_WORK TASK:_
Each record that follows goes into your reply unchanged; the pictures do not.
*** EXTRACTED DATA Section Begins ***
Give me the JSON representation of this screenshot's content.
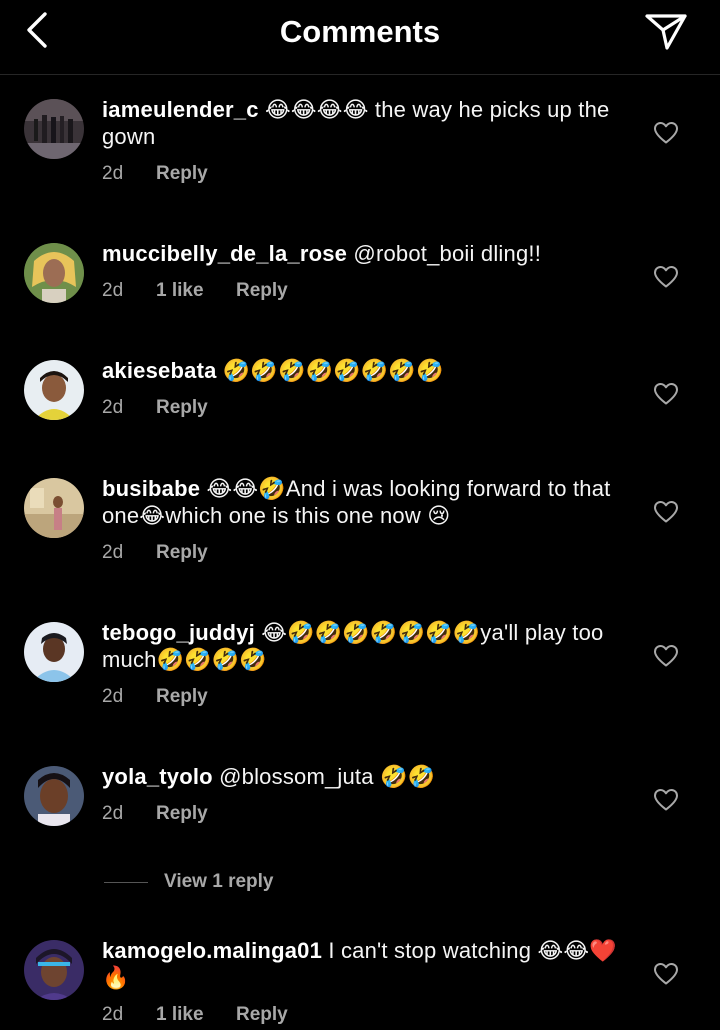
{
  "header": {
    "title": "Comments",
    "back_icon": "chevron-left-icon",
    "share_icon": "paper-plane-icon"
  },
  "comments": [
    {
      "username": "iameulender_c",
      "text": " 😂😂😂😂 the way he picks up the gown",
      "time": "2d",
      "likes": "",
      "reply_label": "Reply"
    },
    {
      "username": "muccibelly_de_la_rose",
      "text": " @robot_boii dling!!",
      "time": "2d",
      "likes": "1 like",
      "reply_label": "Reply"
    },
    {
      "username": "akiesebata",
      "text": " 🤣🤣🤣🤣🤣🤣🤣🤣",
      "time": "2d",
      "likes": "",
      "reply_label": "Reply"
    },
    {
      "username": "busibabe",
      "text": " 😂😂🤣And i was looking forward to that one😂which one is this one now 😢",
      "time": "2d",
      "likes": "",
      "reply_label": "Reply"
    },
    {
      "username": "tebogo_juddyj",
      "text": " 😂🤣🤣🤣🤣🤣🤣🤣ya'll play too much🤣🤣🤣🤣",
      "time": "2d",
      "likes": "",
      "reply_label": "Reply"
    },
    {
      "username": "yola_tyolo",
      "text": " @blossom_juta 🤣🤣",
      "time": "2d",
      "likes": "",
      "reply_label": "Reply"
    },
    {
      "username": "kamogelo.malinga01",
      "text": " I can't stop watching 😂😂❤️🔥",
      "time": "2d",
      "likes": "1 like",
      "reply_label": "Reply"
    }
  ],
  "view_replies": {
    "label": "View 1 reply"
  },
  "colors": {
    "background": "#000000",
    "text": "#f5f5f5",
    "secondary": "#a8a8a8",
    "divider": "#262626"
  }
}
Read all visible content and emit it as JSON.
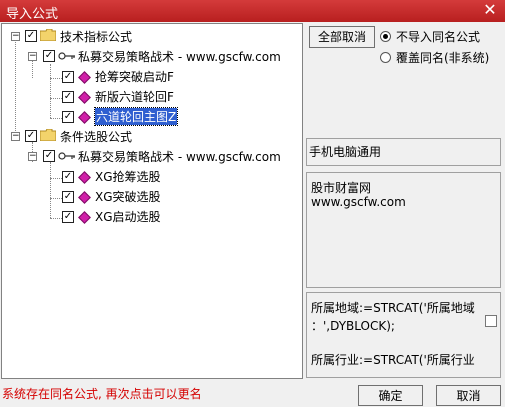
{
  "window": {
    "title": "导入公式",
    "close_glyph": "✕"
  },
  "tree": {
    "groups": [
      {
        "label": "技术指标公式",
        "child": {
          "label": "私募交易策略战术 - www.gscfw.com",
          "items": [
            "抢筹突破启动F",
            "新版六道轮回F",
            "六道轮回主图Z"
          ]
        }
      },
      {
        "label": "条件选股公式",
        "child": {
          "label": "私募交易策略战术 - www.gscfw.com",
          "items": [
            "XG抢筹选股",
            "XG突破选股",
            "XG启动选股"
          ]
        }
      }
    ],
    "selected_item": "六道轮回主图Z"
  },
  "options": {
    "cancel_all_label": "全部取消",
    "radio_no_import": "不导入同名公式",
    "radio_overwrite": "覆盖同名(非系统)"
  },
  "panels": {
    "usage": "手机电脑通用",
    "source_line1": "股市财富网",
    "source_line2": "www.gscfw.com",
    "code_line1": "所属地域:=STRCAT('所属地域",
    "code_line2": "：',DYBLOCK);",
    "code_line3": "所属行业:=STRCAT('所属行业"
  },
  "footer": {
    "status": "系统存在同名公式, 再次点击可以更名",
    "ok_label": "确定",
    "cancel_label": "取消"
  }
}
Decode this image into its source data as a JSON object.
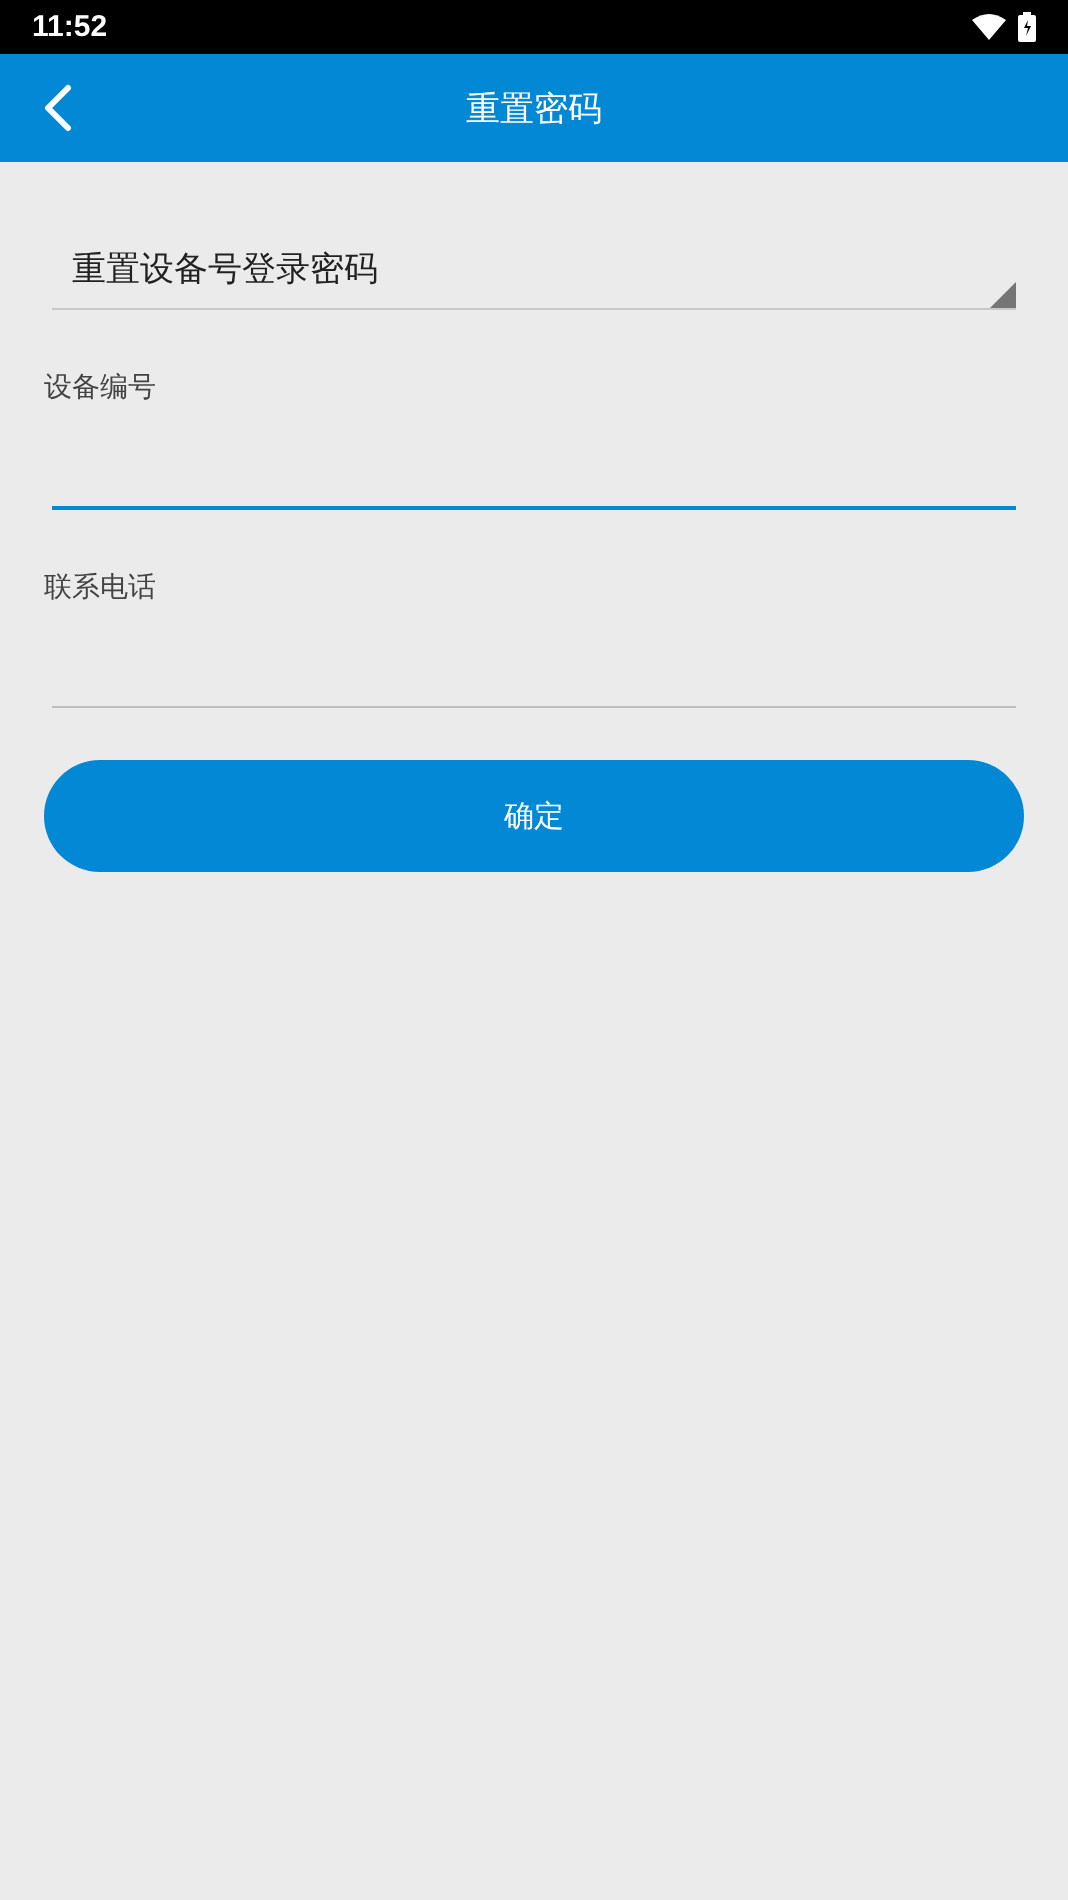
{
  "status_bar": {
    "time": "11:52"
  },
  "app_bar": {
    "title": "重置密码"
  },
  "spinner": {
    "value": "重置设备号登录密码"
  },
  "fields": [
    {
      "label": "设备编号",
      "focused": true
    },
    {
      "label": "联系电话",
      "focused": false
    }
  ],
  "submit_button": "确定"
}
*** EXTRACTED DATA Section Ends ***
_WRITTEN SOLUTION:_
Give me the JSON representation of this screenshot's content.
{
  "header": {
    "title": "Comments",
    "back_icon": "chevron-left-icon",
    "share_icon": "paper-plane-icon"
  },
  "comments": [
    {
      "username": "iameulender_c",
      "text": " 😂😂😂😂 the way he picks up the gown",
      "time": "2d",
      "likes": "",
      "reply_label": "Reply"
    },
    {
      "username": "muccibelly_de_la_rose",
      "text": " @robot_boii dling!!",
      "time": "2d",
      "likes": "1 like",
      "reply_label": "Reply"
    },
    {
      "username": "akiesebata",
      "text": " 🤣🤣🤣🤣🤣🤣🤣🤣",
      "time": "2d",
      "likes": "",
      "reply_label": "Reply"
    },
    {
      "username": "busibabe",
      "text": " 😂😂🤣And i was looking forward to that one😂which one is this one now 😢",
      "time": "2d",
      "likes": "",
      "reply_label": "Reply"
    },
    {
      "username": "tebogo_juddyj",
      "text": " 😂🤣🤣🤣🤣🤣🤣🤣ya'll play too much🤣🤣🤣🤣",
      "time": "2d",
      "likes": "",
      "reply_label": "Reply"
    },
    {
      "username": "yola_tyolo",
      "text": " @blossom_juta 🤣🤣",
      "time": "2d",
      "likes": "",
      "reply_label": "Reply"
    },
    {
      "username": "kamogelo.malinga01",
      "text": " I can't stop watching 😂😂❤️🔥",
      "time": "2d",
      "likes": "1 like",
      "reply_label": "Reply"
    }
  ],
  "view_replies": {
    "label": "View 1 reply"
  },
  "colors": {
    "background": "#000000",
    "text": "#f5f5f5",
    "secondary": "#a8a8a8",
    "divider": "#262626"
  }
}
Read all visible content and emit it as JSON.
{
  "window": {
    "title": "导入公式",
    "close_glyph": "✕"
  },
  "tree": {
    "groups": [
      {
        "label": "技术指标公式",
        "child": {
          "label": "私募交易策略战术 - www.gscfw.com",
          "items": [
            "抢筹突破启动F",
            "新版六道轮回F",
            "六道轮回主图Z"
          ]
        }
      },
      {
        "label": "条件选股公式",
        "child": {
          "label": "私募交易策略战术 - www.gscfw.com",
          "items": [
            "XG抢筹选股",
            "XG突破选股",
            "XG启动选股"
          ]
        }
      }
    ],
    "selected_item": "六道轮回主图Z"
  },
  "options": {
    "cancel_all_label": "全部取消",
    "radio_no_import": "不导入同名公式",
    "radio_overwrite": "覆盖同名(非系统)"
  },
  "panels": {
    "usage": "手机电脑通用",
    "source_line1": "股市财富网",
    "source_line2": "www.gscfw.com",
    "code_line1": "所属地域:=STRCAT('所属地域",
    "code_line2": "：',DYBLOCK);",
    "code_line3": "所属行业:=STRCAT('所属行业"
  },
  "footer": {
    "status": "系统存在同名公式, 再次点击可以更名",
    "ok_label": "确定",
    "cancel_label": "取消"
  }
}
Decode this image into its source data as a JSON object.
{
  "status_bar": {
    "time": "11:52"
  },
  "app_bar": {
    "title": "重置密码"
  },
  "spinner": {
    "value": "重置设备号登录密码"
  },
  "fields": [
    {
      "label": "设备编号",
      "focused": true
    },
    {
      "label": "联系电话",
      "focused": false
    }
  ],
  "submit_button": "确定"
}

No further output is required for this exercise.